In order to avoid confusion regarding the identity of the patient and to uphold the confidentiality of the patient and/or the privacy rights of the collateral, the record should clearly identify the patient, the purpose of treatment as well as the “intent and purpose” or the “end and aim” of the collateral’s involvement.
Handling Requests for Records and Billing Information When Collaterals are Involved
If a patient or a third party requests a record about a clinical session in which the collateral participated, and the patient record is disclosed, the collateral’s personal information should be redacted to ensure that the collateral’s privacy is maintained.
Therapists who receive a subpoena for patient records that includes a request for information related to sessions in which a collateral participated, should notify the subpoenaing party that they will be redacting third party information. In this situation, case law also indicates that where confidential information pertains to third persons, the party from whom the disclosure is sought is under an affirmative duty to notify the third party of the request for disclosure. Moreover, the third person must be given a fair opportunity to object to the invasion of their privacy.3 The therapist might also want to consider alerting the patient so that either the patient or the patient’s attorney can alert the judge in the case. The judge could then determine whether a protective order for the third party’s private information is necessary.
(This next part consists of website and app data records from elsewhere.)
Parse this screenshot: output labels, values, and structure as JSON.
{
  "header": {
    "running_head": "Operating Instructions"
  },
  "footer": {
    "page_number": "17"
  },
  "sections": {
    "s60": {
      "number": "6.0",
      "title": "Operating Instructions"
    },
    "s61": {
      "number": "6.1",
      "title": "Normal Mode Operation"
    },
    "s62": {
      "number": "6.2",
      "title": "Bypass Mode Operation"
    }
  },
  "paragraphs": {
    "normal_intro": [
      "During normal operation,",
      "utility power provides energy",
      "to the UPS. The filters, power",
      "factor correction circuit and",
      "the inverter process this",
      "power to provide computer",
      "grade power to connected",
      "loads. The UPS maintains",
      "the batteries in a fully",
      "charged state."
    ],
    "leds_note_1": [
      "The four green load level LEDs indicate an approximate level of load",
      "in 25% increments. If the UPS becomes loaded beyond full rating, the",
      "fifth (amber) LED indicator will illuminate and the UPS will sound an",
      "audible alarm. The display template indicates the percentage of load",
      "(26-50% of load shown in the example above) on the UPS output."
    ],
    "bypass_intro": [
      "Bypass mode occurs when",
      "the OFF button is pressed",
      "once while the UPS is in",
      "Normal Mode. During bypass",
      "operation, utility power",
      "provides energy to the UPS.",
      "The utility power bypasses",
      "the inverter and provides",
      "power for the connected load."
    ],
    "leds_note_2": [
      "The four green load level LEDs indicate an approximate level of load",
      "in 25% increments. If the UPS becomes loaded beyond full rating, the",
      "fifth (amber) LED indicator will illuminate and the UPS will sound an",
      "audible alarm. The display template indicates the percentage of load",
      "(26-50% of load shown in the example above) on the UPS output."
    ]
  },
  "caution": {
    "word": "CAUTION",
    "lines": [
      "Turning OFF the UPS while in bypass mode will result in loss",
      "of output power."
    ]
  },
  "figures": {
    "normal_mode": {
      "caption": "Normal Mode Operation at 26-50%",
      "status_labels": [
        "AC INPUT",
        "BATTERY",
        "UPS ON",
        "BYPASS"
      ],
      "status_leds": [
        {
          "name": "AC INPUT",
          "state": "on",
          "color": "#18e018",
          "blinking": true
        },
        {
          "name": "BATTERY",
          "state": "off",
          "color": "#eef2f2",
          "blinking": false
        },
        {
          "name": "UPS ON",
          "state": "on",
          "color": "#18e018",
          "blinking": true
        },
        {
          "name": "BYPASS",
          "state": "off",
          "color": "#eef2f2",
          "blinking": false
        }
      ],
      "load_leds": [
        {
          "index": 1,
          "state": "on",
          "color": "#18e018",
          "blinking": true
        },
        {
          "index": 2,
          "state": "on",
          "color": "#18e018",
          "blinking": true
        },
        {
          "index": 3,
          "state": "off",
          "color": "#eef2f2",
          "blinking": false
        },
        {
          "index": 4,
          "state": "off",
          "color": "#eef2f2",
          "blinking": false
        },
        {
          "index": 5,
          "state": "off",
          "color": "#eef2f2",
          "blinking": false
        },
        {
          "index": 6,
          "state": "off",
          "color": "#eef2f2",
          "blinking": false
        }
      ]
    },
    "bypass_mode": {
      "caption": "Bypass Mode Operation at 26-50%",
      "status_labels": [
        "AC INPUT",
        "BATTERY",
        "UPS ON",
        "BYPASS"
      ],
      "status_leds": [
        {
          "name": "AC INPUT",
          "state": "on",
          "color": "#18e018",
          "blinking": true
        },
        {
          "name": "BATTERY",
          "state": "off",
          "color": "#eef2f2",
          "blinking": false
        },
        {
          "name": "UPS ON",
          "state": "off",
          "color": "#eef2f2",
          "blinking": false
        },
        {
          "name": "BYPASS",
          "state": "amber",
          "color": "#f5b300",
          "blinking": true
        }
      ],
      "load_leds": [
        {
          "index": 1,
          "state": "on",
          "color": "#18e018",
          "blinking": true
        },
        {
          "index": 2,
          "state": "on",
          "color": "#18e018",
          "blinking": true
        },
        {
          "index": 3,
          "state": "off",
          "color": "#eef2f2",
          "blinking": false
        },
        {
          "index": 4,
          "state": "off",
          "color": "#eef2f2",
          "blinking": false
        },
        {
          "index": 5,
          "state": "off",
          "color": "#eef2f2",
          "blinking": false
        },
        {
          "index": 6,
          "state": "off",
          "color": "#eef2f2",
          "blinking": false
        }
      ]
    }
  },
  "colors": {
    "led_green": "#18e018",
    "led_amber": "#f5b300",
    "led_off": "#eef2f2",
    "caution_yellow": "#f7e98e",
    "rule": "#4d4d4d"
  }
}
In addition to serving as collaterals to therapy, third parties are also sometimes involved as the financier of a person’s therapy. Although a third party-payer does have a right to invoices related to the patient’s treatment, paying for the treatment does not make that third party a patient, give the third party a right to details about the therapy, or give the third party the authority to make decisions about release of the patient’s record.
It is important for those who participate in the therapeutic process to understand their role in therapy. Therapists who want to avoid creating confusion or unrealistic expectations in therapy should work at the outset of the relationship to clarify the roles of all parties involved in therapy, particularly collaterals.
1 Schwarz v. Regents of University of California (1990) 226 Cal.App.3d 149, 151-152
2 Cal. Const., art. I, § 1
3 Valley Bank of Nevada v. Superior Court (1975) 15 Cal.3d 652, 658